Cladophora glomerata, a filamentous green alga that grows on hard substrate, first started to attract significant attention in the mid-1970s, when the species spread in Lakes Huron, Erie, and Ontario. High concentrations of soluble reactive phosphorus in discharges led to increased Cladophora growth, which impaired beaches, ecosystem services, and water intakes. The Great Lakes Water Quality Agreement of 1972 (amended in 1978) presumably helped curb the algal proliferation by setting phosphorus limits for any discharges to the Great Lakes. The scientific literature indicates success in this management strategy as measured maximum biomass values decreased. Recent studies, however, show that – while phosphorus limitations are still in effect – Cladophora has returned, and at greater depths. The introduction and establishment of invasive zebra and quagga mussels (Dreissena polymorpha and Dreissena rostriformis bugensis) to the Great Lakes in the late 1980s to early 1990s cause perturbations in the light environment that lead to favorable conditions for Cladophora.

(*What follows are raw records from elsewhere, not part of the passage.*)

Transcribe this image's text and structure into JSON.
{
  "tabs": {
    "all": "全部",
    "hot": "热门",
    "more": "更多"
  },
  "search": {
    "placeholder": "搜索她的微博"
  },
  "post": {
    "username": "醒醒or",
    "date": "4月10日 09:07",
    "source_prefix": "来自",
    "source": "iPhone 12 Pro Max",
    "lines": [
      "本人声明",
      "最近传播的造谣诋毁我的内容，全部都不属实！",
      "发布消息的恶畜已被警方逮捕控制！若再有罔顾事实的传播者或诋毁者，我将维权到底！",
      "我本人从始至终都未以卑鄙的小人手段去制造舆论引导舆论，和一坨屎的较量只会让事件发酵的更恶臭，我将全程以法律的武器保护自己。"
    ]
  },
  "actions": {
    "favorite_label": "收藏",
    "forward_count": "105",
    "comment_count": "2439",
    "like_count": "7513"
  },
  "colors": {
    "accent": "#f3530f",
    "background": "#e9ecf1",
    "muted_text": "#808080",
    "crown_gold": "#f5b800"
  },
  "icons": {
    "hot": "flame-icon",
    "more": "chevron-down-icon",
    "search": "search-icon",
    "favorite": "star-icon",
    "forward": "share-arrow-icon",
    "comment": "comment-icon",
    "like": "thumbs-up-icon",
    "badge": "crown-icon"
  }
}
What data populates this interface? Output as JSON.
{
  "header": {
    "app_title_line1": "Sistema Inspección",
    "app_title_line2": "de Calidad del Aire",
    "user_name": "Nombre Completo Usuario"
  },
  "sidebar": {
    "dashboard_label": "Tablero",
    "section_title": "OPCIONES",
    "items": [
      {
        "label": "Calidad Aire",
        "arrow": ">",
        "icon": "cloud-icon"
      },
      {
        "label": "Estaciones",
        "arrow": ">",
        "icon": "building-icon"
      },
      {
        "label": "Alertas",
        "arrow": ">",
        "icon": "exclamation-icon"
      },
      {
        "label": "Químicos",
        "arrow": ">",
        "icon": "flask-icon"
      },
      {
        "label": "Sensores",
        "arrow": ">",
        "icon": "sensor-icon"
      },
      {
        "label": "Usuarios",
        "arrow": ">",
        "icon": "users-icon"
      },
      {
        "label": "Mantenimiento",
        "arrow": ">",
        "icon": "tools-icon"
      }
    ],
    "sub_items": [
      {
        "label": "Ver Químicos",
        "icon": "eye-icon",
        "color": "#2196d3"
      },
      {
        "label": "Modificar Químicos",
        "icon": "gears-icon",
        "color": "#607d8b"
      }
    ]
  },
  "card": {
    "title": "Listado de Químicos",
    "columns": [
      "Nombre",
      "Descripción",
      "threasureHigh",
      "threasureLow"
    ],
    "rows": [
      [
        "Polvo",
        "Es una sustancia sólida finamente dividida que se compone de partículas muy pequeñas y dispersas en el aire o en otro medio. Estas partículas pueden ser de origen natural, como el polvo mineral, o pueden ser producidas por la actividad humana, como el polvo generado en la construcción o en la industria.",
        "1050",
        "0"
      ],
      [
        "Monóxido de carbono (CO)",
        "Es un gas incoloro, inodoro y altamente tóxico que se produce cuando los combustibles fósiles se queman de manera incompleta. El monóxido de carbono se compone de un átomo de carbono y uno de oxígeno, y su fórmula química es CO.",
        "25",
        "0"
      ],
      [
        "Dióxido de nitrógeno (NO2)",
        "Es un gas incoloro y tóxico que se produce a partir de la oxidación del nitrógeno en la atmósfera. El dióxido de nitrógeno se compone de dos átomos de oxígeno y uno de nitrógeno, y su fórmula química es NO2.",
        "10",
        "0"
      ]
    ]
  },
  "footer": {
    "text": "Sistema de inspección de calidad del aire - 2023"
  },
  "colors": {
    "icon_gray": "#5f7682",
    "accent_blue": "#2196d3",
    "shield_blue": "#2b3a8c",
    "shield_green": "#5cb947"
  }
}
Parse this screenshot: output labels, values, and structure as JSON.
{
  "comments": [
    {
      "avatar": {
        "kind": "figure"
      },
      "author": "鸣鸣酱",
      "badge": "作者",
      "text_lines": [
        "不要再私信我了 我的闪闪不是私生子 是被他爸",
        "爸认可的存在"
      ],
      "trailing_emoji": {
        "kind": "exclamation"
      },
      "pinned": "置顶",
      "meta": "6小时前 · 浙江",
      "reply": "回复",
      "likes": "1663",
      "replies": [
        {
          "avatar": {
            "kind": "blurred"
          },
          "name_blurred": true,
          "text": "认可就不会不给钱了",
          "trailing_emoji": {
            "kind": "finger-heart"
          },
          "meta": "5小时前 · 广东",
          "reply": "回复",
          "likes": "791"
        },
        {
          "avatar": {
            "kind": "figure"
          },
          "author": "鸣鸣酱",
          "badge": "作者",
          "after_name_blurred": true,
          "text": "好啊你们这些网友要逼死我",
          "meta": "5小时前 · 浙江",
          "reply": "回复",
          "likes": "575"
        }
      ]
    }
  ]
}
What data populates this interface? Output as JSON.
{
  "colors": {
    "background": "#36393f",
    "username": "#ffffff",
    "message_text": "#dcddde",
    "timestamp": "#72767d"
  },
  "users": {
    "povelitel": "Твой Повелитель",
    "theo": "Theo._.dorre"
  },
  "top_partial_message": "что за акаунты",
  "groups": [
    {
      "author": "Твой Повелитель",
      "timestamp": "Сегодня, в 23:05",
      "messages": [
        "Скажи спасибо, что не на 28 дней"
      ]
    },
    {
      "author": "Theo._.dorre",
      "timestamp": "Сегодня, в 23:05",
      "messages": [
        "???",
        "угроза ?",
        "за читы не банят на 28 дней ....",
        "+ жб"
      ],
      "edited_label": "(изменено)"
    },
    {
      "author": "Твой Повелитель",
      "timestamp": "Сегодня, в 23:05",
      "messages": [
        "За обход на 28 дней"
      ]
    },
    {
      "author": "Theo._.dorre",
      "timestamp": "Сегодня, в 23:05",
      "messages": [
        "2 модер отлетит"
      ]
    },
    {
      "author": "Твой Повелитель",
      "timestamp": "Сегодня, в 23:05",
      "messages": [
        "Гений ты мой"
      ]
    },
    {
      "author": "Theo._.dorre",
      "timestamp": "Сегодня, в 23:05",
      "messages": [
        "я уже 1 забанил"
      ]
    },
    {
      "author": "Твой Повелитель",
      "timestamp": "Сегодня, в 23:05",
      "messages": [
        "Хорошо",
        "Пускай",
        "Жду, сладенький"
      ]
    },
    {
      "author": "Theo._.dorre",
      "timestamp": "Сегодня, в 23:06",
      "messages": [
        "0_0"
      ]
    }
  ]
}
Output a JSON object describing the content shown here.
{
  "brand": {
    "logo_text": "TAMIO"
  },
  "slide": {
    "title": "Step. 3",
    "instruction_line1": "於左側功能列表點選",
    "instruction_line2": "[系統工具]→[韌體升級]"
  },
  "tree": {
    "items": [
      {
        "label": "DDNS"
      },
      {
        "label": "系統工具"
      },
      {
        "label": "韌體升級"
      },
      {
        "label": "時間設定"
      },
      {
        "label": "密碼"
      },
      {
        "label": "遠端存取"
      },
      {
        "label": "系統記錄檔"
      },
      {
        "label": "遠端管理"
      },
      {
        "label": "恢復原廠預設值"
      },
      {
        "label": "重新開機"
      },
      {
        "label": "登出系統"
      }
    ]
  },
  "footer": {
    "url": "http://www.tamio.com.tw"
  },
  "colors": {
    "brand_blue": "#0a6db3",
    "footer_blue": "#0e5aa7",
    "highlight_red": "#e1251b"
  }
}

This dissertation first investigates the potential drivers of the Cladophora resurgence by comparing historical data and conducting a modeling exercise that – for the first time – quantifies the effect of each driving force on the Cladophora resurgence (Chapter 2). In the spirit of monitoring and analyzing existing data, this section establishes that the Cladophora resurgence is not only perceived but real and that changes in light conditions following the invasion of dreissenids allow for renewed algal proliferation. Chapter 3 of this work describes the development, calibration, and confirmation of a hydrodynamic model, which is applied to describe mass transport in the nearshore of northern Lake Ontario. This work is in response the Great Lakes Water Quality Protocol of 2012, which recognizes that a whole-lake (offshore) approach to controlling nuisance algal growth will not be effective where effluent and tributary discharges are received immediately and locally in the nearshore. Chapter 4 focuses on the development, calibration, and confirmation of the Great Lakes Cladophora Model version 3 (GLCM v3), which includes several improvements of the previous version of the GLCM: redefined light/temperature rate of photosynthesis and respiration response curves, inclusion of a growth-inhibiting self-shading term, a newly defined relationship between the phosphorus uptake rate and stored phosphorus content, replacement of the Droop relationship between the rate of photosynthesis and stored phosphorus content with a similar relationship based on experimental results, and treatment of self-shading and sloughing for an improved understanding and algorithm describing those processes. The GLCM v3 will serve to set a phosphorus standard specific to managing Cladophora, an ecosystem objective that has never been quantitatively defined before.